for East Asia and the Pacific after serving as ambassador to Korea, as the
special envoy on the nuclear issue? In the final weeks, said Paik, "Bush
policy-makers were trying to project North Korea's image as a bad guy." Now,
Paik continued, "North Korean leadership is sending a message to the Obama
administration - that the character of the North Korean issue is not as the
Bush administration has stated."
While Obama may not name a special envoy on North Korea, Pyongyang may find a
sympathetic listener in Kurt Campbell, who's likely to get the nod as assistant
secretary for the region. Unlike Hill, Campbell hasn't been posted here but did
serve as deputy defense secretary for Asia. he has also shown his credentials
as a compromiser by collaborating on books with soft-liners, most recently
Michael O'Hanlon of the Brookings Institution.
The Obama team, however, will go through a great deal of ritualistic bowing
before they get serious about Korea. That is, unless North Korea manages to get
their attention first by doing something more than yakking.
The tenor of the US-Korea relationship came through in a phone chat between
Clinton and South Korea's Foreign Minister Yu Myung-hwan. He had to wait in
line for his 10 minutes of pro-forma palaver - one of a series of conversations
that Clinton had with "counterparts from Washington's major allies", as Yonhap
The read-out on the conversation was the stuff of satire. Yes, they agreed it
was "desirable for the two nations to have a summit or other high-level
consultations at an early date for in-depth discussions", said the Foreign
Ministry. Clinton "also emphasized the importance of the Seoul-Washington
alliance and expressed hope for a resolution to the nuclear issue and
co-prosperity of the two sides".
The ho-hum wording was about the same as that of every conversation between an
American secretary of state and South Korean foreign minister at the outset of
every administration since the aftermath of the Korean War.
But then wasn't that how Obama wanted it when he decided to skip over a passing
reference to the heroics of the Americans who fought to save the South from the
"Time and again these men and women struggled and sacrificed and worked until
their hands were raw so that we might live a better life," he declaimed after
enumerating a few heroic moments of American military history.
How far the Obama administration is likely to want to go in heroic defense of
the South is extremely uncertain.

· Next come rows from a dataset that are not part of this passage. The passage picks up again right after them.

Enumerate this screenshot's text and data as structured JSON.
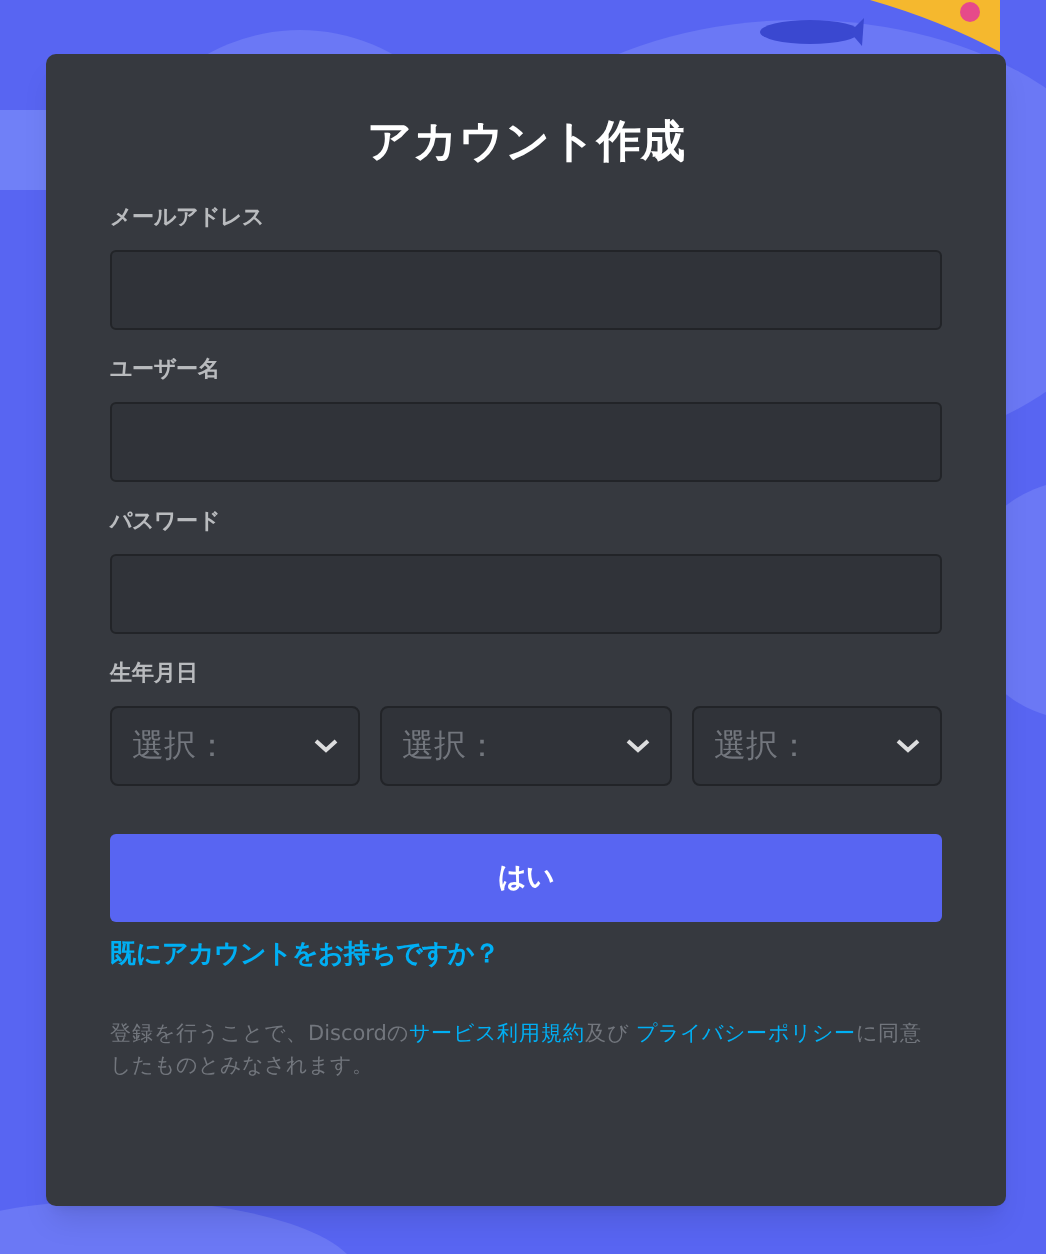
{
  "title": "アカウント作成",
  "fields": [
    {
      "label": "メールアドレス"
    },
    {
      "label": "ユーザー名"
    },
    {
      "label": "パスワード"
    }
  ],
  "birthday": {
    "label": "生年月日",
    "selects": [
      {
        "placeholder": "選択："
      },
      {
        "placeholder": "選択："
      },
      {
        "placeholder": "選択："
      }
    ]
  },
  "submit": "はい",
  "login_link": "既にアカウントをお持ちですか？",
  "terms": {
    "before": "登録を行うことで、Discordの",
    "link_1": "サービス利用規約",
    "middle": "及び ",
    "link_2": "プライバシーポリシー",
    "after": "に同意したものとみなされます。"
  }
}
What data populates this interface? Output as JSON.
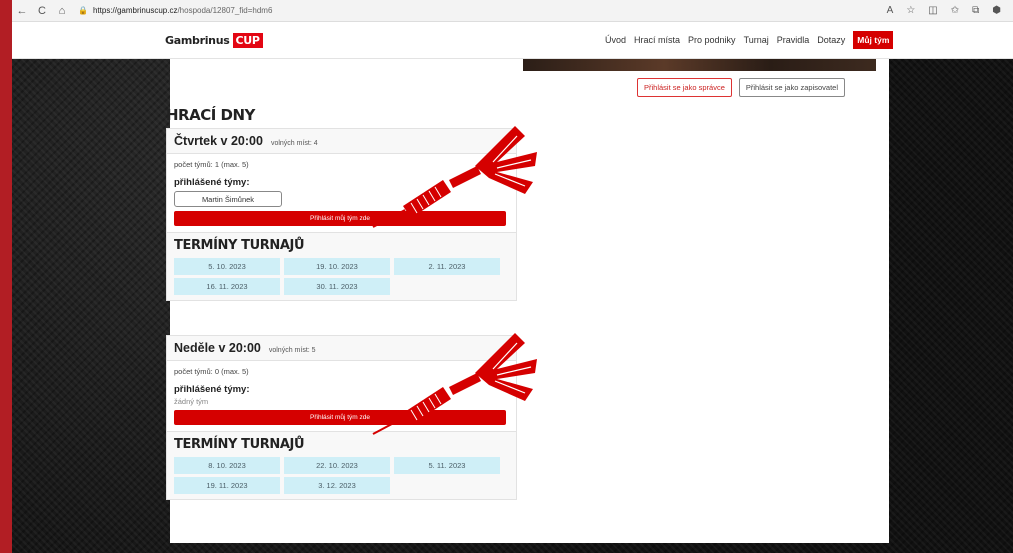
{
  "browser": {
    "url_host": "https://gambrinuscup.cz",
    "url_path": "/hospoda/12807_fid=hdm6",
    "back": "←",
    "reload": "C",
    "home": "⌂"
  },
  "site": {
    "logo_text": "Gambrinus",
    "logo_cup": "CUP",
    "nav": [
      "Úvod",
      "Hrací místa",
      "Pro podniky",
      "Turnaj",
      "Pravidla",
      "Dotazy"
    ],
    "nav_active": "Můj tým"
  },
  "admin": {
    "login_admin": "Přihlásit se jako správce",
    "login_scorer": "Přihlásit se jako zapisovatel"
  },
  "section_title": "HRACÍ DNY",
  "days": [
    {
      "name": "Čtvrtek v 20:00",
      "slots": "volných míst: 4",
      "team_count": "počet týmů: 1 (max. 5)",
      "teams_label": "přihlášené týmy:",
      "teams": [
        "Martin Šimůnek"
      ],
      "signup": "Přihlásit můj tým zde",
      "dates_title": "TERMÍNY TURNAJŮ",
      "dates": [
        "5. 10. 2023",
        "19. 10. 2023",
        "2. 11. 2023",
        "16. 11. 2023",
        "30. 11. 2023"
      ]
    },
    {
      "name": "Neděle v 20:00",
      "slots": "volných míst: 5",
      "team_count": "počet týmů: 0 (max. 5)",
      "teams_label": "přihlášené týmy:",
      "no_team": "žádný tým",
      "signup": "Přihlásit můj tým zde",
      "dates_title": "TERMÍNY TURNAJŮ",
      "dates": [
        "8. 10. 2023",
        "22. 10. 2023",
        "5. 11. 2023",
        "19. 11. 2023",
        "3. 12. 2023"
      ]
    }
  ],
  "colors": {
    "brand_red": "#d50000",
    "date_bg": "#cfeff7"
  }
}
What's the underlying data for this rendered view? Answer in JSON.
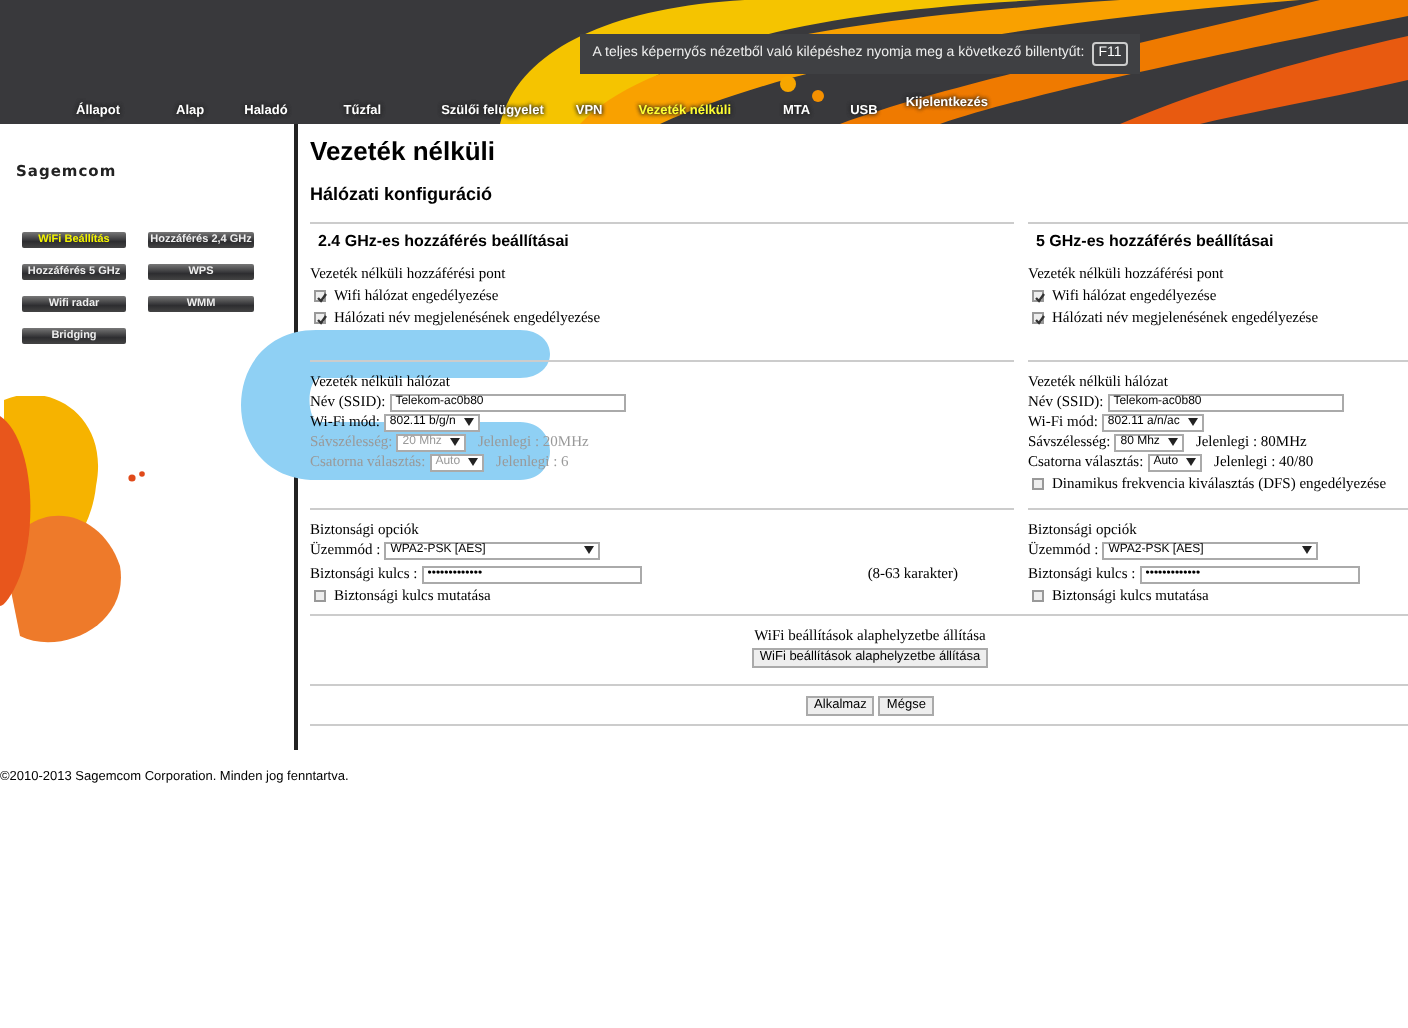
{
  "notice": {
    "text": "A teljes képernyős nézetből való kilépéshez nyomja meg a következő billentyűt:",
    "key": "F11"
  },
  "nav": [
    {
      "label": "Állapot",
      "selected": false
    },
    {
      "label": "Alap",
      "selected": false
    },
    {
      "label": "Haladó",
      "selected": false
    },
    {
      "label": "Tűzfal",
      "selected": false
    },
    {
      "label": "Szülői felügyelet",
      "selected": false
    },
    {
      "label": "VPN",
      "selected": false
    },
    {
      "label": "Vezeték nélküli",
      "selected": true
    },
    {
      "label": "MTA",
      "selected": false
    },
    {
      "label": "USB",
      "selected": false
    },
    {
      "label": "Kijelentkezés",
      "selected": false
    }
  ],
  "logo": "Sagemcom",
  "side_menu": [
    {
      "label": "WiFi Beállítás",
      "selected": true
    },
    {
      "label": "Hozzáférés 2,4 GHz",
      "selected": false
    },
    {
      "label": "Hozzáférés 5 GHz",
      "selected": false
    },
    {
      "label": "WPS",
      "selected": false
    },
    {
      "label": "Wifi radar",
      "selected": false
    },
    {
      "label": "WMM",
      "selected": false
    },
    {
      "label": "Bridging",
      "selected": false
    }
  ],
  "page_title": "Vezeték nélküli",
  "section_title": "Hálózati konfiguráció",
  "bands": [
    {
      "heading": "2.4 GHz-es hozzáférés beállításai",
      "access_point": {
        "label": "Vezeték nélküli hozzáférési pont",
        "options": [
          {
            "label": "Wifi hálózat engedélyezése",
            "checked": true
          },
          {
            "label": "Hálózati név megjelenésének engedélyezése",
            "checked": true
          }
        ]
      },
      "network": {
        "label": "Vezeték nélküli hálózat",
        "fields": [
          {
            "kind": "input",
            "label": "Név (SSID):",
            "value": "Telekom-ac0b80",
            "disabled": false
          },
          {
            "kind": "select",
            "label": "Wi-Fi mód:",
            "value": "802.11 b/g/n",
            "disabled": false
          },
          {
            "kind": "select",
            "label": "Sávszélesség:",
            "value": "20 Mhz",
            "current": "Jelenlegi :  20MHz",
            "disabled": true
          },
          {
            "kind": "select",
            "label": "Csatorna választás:",
            "value": "Auto",
            "current": "Jelenlegi :  6",
            "disabled": true
          }
        ]
      },
      "security": {
        "label": "Biztonsági opciók",
        "mode_label": "Üzemmód :",
        "mode": "WPA2-PSK [AES]",
        "key_label": "Biztonsági kulcs :",
        "key": "•••••••••••••",
        "hint": "(8-63 karakter)",
        "show_key": {
          "label": "Biztonsági kulcs mutatása",
          "checked": false
        }
      }
    },
    {
      "heading": "5 GHz-es hozzáférés beállításai",
      "access_point": {
        "label": "Vezeték nélküli hozzáférési pont",
        "options": [
          {
            "label": "Wifi hálózat engedélyezése",
            "checked": true
          },
          {
            "label": "Hálózati név megjelenésének engedélyezése",
            "checked": true
          }
        ]
      },
      "network": {
        "label": "Vezeték nélküli hálózat",
        "fields": [
          {
            "kind": "input",
            "label": "Név (SSID):",
            "value": "Telekom-ac0b80",
            "disabled": false
          },
          {
            "kind": "select",
            "label": "Wi-Fi mód:",
            "value": "802.11 a/n/ac",
            "disabled": false
          },
          {
            "kind": "select",
            "label": "Sávszélesség:",
            "value": "80 Mhz",
            "current": "Jelenlegi :  80MHz",
            "disabled": false
          },
          {
            "kind": "select",
            "label": "Csatorna választás:",
            "value": "Auto",
            "current": "Jelenlegi :  40/80",
            "disabled": false
          },
          {
            "kind": "checkbox",
            "label": "Dinamikus frekvencia kiválasztás (DFS) engedélyezése",
            "checked": false
          }
        ]
      },
      "security": {
        "label": "Biztonsági opciók",
        "mode_label": "Üzemmód :",
        "mode": "WPA2-PSK [AES]",
        "key_label": "Biztonsági kulcs :",
        "key": "•••••••••••••",
        "show_key": {
          "label": "Biztonsági kulcs mutatása",
          "checked": false
        }
      }
    }
  ],
  "reset": {
    "label": "WiFi beállítások alaphelyzetbe állítása",
    "button": "WiFi beállítások alaphelyzetbe állítása"
  },
  "buttons": [
    "Alkalmaz",
    "Mégse"
  ],
  "footer": "©2010-2013 Sagemcom Corporation. Minden jog fenntartva."
}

On the evidence of his first few days in
office, Korea remains the forgotten war - one that he would dearly prefer to
stay that way.
Journalist Donald Kirk has been covering Korea - and the confrontation of
forces in Northeast Asia - for more than 30 years.